Sonic Generations is a very brief game, with only nine stages, each with a Classic and a Modern act. Also, the lack of more retro levels from games like Sonic CD or Sonic the Hedgehog 3 is disappointing. However, each level has its share of Challenges, which range from racing a doppelgänger to completing the stage with only one ring. As the Sonics rescue their friends, more Challenges are opened up, but many of these don't have the straightforward charm of the more simple objectives. Still, the high amount of Challenges will keep players going, even if some are a bit dry. Collectible Red Rings and working towards S rankings will keep lone wolves on their feet, while Xbox Live support with leaderboard rankings and 30-second time trials (a way to see how far you can get in a level in 30 seconds) are also available for those looking for a little competitive edge. Though it does feel a bit artificial in its replay value at times, Sonic Generations has a lot to offer overall.
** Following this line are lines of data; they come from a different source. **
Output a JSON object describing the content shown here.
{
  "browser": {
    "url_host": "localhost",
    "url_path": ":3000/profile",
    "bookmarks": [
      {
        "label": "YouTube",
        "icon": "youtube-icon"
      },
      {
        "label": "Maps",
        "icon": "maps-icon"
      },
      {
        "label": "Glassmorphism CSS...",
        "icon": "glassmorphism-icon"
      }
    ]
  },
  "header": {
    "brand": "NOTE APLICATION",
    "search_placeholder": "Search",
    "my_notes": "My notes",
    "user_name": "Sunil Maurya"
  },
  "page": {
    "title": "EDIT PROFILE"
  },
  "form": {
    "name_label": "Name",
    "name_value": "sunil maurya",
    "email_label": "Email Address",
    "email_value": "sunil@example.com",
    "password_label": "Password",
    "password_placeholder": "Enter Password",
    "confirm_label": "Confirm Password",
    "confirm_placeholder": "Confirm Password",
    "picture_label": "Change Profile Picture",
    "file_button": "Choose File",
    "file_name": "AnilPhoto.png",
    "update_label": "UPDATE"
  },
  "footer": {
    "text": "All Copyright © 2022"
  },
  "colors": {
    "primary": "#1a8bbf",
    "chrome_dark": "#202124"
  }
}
Thanks to a wondrous use of perspective and the archetypal HD update, the stages in Sonic Generations are a sight to behold. From the humble beginnings of Green Hill Zone to the brilliant vistas of Sky Sanctuary Zone, each stage looks incredible in motion. Fluid animations and an intense sense of speed contribute to the game's smoothness. Both Classic and Modern Sonic have their unique level designs, but it's the way each level is translated from its original form that makes Sonic Generations so successful. The familiar initial run through Green Hill Zone is represented nostalgically for Classic Sonic, while Modern Sonic settles for breakneck speeds and motion blur effects. The sound design is also shockingly authentic. The new renditions of famed Sonic themes are performed excellently; from the techno dance beat of Chemical Plant Zone to the catchy vocal themes from the Sonic Adventure games, each level feels familiar and the music does so much to contribute to that feeling. Aside from a few cheesy lines, the voice acting is good as well, mostly because of its scarcity. Sonic and Tails' lines are decent and the surreal scenes of Sonic talking to his past self are entertaining. The presentation in Sonic Generations mixes nostalgia and technical advances to make what could only be the best looking Sonic title ever made.

Sonic Generations is Sonic's best adventure in this gaming generation yet. The mix of 2D side-scrolling as Classic Sonic and the high-octane adrenaline rush of Modern Sonic both contribute to a cohesive and cleverly designed world that has just as much familiarity as it has surprises. The stages are constructed with the gameplay in mind above all else; there aren't any obscure tricks holding back this collection of solid and accessible platforming. The presentation, like the gameplay, is a near-perfect mix of HD graphics and remixed themes, one that will be remembered for a good long time. The level count is a bit short and there is some uninventiveness in the Challenge design, but there are many reasons to experience Sonic's legacy again and again. Sonic's adventure through his past has shown, above all else, that Sonic Team has the skills and ingenuity to make a new Sonic game without saturating it with gimmicks. If Sonic's spotty record this generation has discouraged you from collecting rings and smashing badniks, swallow your pride and play Sonic Generations, because it's one of the best Sonic games in years.